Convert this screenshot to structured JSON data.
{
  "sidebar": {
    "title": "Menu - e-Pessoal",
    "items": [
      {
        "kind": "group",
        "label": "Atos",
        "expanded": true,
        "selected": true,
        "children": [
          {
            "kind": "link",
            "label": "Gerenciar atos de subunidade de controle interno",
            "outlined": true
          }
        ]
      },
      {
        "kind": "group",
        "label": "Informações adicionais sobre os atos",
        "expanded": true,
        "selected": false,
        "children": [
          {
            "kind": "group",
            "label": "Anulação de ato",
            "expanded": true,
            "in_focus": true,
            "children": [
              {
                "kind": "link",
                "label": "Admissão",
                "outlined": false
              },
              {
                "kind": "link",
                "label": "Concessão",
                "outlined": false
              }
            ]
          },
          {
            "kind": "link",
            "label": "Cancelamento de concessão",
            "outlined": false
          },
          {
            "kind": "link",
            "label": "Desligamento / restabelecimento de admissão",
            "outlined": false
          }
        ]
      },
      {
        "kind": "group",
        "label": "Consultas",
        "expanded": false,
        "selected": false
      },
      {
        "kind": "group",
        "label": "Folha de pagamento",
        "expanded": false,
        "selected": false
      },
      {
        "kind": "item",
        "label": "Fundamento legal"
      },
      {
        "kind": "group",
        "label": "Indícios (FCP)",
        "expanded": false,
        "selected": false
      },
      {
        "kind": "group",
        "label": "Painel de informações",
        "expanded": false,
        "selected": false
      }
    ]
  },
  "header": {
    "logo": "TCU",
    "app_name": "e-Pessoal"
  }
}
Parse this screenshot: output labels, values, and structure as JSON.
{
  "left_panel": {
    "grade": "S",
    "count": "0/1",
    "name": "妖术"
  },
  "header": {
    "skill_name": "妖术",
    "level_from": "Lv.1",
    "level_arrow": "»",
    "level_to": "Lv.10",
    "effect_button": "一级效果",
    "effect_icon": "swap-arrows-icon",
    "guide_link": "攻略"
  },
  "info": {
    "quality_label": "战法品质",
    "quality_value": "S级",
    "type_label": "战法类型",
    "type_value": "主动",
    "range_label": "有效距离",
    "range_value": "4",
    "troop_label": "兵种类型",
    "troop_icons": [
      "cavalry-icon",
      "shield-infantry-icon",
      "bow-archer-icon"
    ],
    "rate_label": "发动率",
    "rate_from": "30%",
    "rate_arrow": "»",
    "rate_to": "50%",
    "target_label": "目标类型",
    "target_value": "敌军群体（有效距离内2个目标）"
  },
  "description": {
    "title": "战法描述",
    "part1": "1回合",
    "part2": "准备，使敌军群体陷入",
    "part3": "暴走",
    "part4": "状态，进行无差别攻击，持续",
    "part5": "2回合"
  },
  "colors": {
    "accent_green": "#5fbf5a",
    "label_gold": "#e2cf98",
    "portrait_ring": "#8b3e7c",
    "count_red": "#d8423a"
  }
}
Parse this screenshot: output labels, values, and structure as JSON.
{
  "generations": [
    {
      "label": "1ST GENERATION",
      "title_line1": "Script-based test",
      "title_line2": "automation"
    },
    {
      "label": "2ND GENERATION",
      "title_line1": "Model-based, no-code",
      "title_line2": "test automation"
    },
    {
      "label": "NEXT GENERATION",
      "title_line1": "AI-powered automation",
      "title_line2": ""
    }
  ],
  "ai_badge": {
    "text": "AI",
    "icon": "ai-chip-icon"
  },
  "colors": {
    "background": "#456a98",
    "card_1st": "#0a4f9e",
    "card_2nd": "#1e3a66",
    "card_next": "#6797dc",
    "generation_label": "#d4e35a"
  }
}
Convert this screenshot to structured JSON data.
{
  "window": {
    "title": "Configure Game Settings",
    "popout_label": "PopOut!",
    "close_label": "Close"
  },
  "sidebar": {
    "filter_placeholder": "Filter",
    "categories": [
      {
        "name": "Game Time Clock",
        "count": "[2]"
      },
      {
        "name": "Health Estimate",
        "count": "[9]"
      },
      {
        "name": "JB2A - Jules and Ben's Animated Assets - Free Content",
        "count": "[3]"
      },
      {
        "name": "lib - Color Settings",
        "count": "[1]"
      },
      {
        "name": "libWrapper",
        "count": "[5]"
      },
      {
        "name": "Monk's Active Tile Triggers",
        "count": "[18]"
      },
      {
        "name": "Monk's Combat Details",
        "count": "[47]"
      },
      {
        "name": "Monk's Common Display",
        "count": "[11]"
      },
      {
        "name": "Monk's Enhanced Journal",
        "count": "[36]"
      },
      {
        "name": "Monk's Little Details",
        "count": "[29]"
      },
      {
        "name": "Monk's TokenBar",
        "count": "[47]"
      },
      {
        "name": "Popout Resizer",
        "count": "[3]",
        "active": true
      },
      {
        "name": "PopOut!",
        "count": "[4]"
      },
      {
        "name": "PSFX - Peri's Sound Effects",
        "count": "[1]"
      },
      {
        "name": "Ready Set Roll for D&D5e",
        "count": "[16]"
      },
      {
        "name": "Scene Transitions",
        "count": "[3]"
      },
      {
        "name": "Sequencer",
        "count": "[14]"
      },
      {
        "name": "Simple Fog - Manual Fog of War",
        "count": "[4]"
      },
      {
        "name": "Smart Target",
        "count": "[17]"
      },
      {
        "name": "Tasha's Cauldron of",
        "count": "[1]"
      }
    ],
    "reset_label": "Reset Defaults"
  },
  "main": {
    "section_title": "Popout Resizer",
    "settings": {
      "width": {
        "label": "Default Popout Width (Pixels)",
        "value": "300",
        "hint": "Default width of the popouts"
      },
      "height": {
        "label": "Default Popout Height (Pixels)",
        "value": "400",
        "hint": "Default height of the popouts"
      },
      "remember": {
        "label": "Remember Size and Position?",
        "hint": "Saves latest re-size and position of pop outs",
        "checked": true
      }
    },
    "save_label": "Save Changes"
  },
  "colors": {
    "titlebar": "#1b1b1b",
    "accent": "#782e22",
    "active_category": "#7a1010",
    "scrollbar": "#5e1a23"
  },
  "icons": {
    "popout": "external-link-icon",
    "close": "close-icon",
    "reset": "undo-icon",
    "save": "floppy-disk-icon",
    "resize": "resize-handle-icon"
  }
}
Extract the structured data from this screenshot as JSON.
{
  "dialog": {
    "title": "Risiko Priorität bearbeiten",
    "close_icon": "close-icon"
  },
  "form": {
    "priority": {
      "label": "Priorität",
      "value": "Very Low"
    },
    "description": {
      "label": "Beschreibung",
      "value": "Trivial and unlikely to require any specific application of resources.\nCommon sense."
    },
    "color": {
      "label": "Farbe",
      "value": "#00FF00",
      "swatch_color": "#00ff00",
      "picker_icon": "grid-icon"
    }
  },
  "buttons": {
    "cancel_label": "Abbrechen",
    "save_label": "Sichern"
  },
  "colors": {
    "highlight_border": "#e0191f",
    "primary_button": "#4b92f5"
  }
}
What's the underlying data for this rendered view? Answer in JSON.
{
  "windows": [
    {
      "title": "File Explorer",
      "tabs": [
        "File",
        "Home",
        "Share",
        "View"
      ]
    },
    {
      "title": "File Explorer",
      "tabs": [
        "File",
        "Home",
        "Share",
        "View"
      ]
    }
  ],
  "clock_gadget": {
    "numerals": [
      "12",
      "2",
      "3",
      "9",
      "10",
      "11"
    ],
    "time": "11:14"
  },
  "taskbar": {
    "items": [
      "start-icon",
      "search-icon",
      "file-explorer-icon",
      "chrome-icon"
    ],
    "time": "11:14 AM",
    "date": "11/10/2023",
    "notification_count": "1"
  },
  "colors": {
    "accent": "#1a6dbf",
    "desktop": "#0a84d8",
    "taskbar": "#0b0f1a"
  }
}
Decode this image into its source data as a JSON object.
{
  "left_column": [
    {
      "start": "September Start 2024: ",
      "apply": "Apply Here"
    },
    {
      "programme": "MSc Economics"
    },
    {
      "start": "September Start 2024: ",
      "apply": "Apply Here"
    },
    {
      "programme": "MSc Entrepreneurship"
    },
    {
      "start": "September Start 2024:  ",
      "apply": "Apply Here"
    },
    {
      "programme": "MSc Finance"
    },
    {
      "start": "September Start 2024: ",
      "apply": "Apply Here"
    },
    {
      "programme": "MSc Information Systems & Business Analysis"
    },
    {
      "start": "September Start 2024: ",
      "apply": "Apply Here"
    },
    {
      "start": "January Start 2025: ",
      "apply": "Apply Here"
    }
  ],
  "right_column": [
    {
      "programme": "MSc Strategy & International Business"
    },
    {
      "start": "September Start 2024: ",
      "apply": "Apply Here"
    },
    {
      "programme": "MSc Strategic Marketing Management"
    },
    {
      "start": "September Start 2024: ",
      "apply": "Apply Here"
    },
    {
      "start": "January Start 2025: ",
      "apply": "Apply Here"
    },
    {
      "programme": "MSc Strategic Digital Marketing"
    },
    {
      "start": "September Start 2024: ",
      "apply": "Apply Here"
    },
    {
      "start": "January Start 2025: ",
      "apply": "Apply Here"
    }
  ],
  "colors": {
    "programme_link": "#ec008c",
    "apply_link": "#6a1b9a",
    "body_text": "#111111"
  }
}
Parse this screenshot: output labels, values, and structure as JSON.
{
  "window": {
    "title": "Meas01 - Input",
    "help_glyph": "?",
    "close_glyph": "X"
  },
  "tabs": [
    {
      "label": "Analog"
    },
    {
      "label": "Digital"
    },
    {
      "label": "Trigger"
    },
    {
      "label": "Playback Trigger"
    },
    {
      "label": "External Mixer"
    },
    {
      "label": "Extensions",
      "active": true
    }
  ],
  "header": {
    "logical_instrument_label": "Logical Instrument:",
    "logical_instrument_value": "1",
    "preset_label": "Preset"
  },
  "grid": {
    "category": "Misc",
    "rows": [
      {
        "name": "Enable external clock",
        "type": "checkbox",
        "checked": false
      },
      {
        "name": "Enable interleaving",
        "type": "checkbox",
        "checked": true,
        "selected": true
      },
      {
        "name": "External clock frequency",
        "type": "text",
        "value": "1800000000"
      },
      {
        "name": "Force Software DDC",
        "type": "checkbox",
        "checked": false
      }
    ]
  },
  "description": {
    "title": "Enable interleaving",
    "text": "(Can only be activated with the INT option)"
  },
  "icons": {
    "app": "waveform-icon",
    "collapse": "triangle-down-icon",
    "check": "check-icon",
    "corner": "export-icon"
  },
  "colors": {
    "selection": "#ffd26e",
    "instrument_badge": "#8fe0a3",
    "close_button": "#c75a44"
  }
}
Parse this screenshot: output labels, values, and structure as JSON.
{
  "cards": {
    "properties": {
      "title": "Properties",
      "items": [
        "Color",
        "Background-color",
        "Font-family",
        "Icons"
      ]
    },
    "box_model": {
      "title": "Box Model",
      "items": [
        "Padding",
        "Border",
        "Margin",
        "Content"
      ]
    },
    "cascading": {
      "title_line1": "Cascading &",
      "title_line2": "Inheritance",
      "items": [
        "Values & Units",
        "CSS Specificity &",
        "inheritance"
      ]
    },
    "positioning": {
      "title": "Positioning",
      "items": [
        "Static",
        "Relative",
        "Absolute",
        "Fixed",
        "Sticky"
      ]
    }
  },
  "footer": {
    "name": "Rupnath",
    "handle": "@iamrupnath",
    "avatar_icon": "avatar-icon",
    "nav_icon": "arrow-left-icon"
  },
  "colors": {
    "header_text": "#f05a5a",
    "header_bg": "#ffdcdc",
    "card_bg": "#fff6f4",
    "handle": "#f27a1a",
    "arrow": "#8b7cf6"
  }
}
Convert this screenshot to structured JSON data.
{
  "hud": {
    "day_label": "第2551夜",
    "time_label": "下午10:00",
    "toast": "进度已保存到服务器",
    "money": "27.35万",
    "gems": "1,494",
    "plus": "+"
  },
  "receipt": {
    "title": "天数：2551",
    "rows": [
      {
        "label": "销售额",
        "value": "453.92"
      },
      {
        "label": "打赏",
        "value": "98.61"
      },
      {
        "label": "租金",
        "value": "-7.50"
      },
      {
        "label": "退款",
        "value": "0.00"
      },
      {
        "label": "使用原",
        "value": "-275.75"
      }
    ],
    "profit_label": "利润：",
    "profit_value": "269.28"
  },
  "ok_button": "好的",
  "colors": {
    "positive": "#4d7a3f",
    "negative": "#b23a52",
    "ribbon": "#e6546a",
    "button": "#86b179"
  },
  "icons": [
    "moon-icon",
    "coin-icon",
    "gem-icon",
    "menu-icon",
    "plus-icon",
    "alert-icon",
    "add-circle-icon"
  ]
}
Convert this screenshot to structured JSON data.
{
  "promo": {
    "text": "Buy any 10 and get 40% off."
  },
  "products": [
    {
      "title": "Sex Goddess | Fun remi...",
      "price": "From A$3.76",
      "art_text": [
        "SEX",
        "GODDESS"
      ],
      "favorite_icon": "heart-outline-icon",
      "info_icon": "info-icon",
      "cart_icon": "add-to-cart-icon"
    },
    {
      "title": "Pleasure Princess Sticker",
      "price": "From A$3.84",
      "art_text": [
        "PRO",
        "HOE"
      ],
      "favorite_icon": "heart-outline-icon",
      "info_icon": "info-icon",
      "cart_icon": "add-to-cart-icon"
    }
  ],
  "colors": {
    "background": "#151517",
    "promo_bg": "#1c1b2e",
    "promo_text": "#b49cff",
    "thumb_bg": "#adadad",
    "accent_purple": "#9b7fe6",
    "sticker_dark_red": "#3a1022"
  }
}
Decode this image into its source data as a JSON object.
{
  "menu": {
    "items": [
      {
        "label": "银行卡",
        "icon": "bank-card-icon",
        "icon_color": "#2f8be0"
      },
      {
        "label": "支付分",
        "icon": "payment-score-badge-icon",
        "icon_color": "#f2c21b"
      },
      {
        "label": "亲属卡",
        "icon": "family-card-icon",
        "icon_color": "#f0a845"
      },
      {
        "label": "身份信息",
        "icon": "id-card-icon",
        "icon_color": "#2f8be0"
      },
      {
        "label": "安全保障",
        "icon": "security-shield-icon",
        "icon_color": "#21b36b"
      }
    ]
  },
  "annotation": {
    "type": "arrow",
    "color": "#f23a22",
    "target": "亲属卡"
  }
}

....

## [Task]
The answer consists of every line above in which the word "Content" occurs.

## [Written answer]
        "name": "JB2A - Jules and Ben's Animated Assets - Free Content",
        "Content"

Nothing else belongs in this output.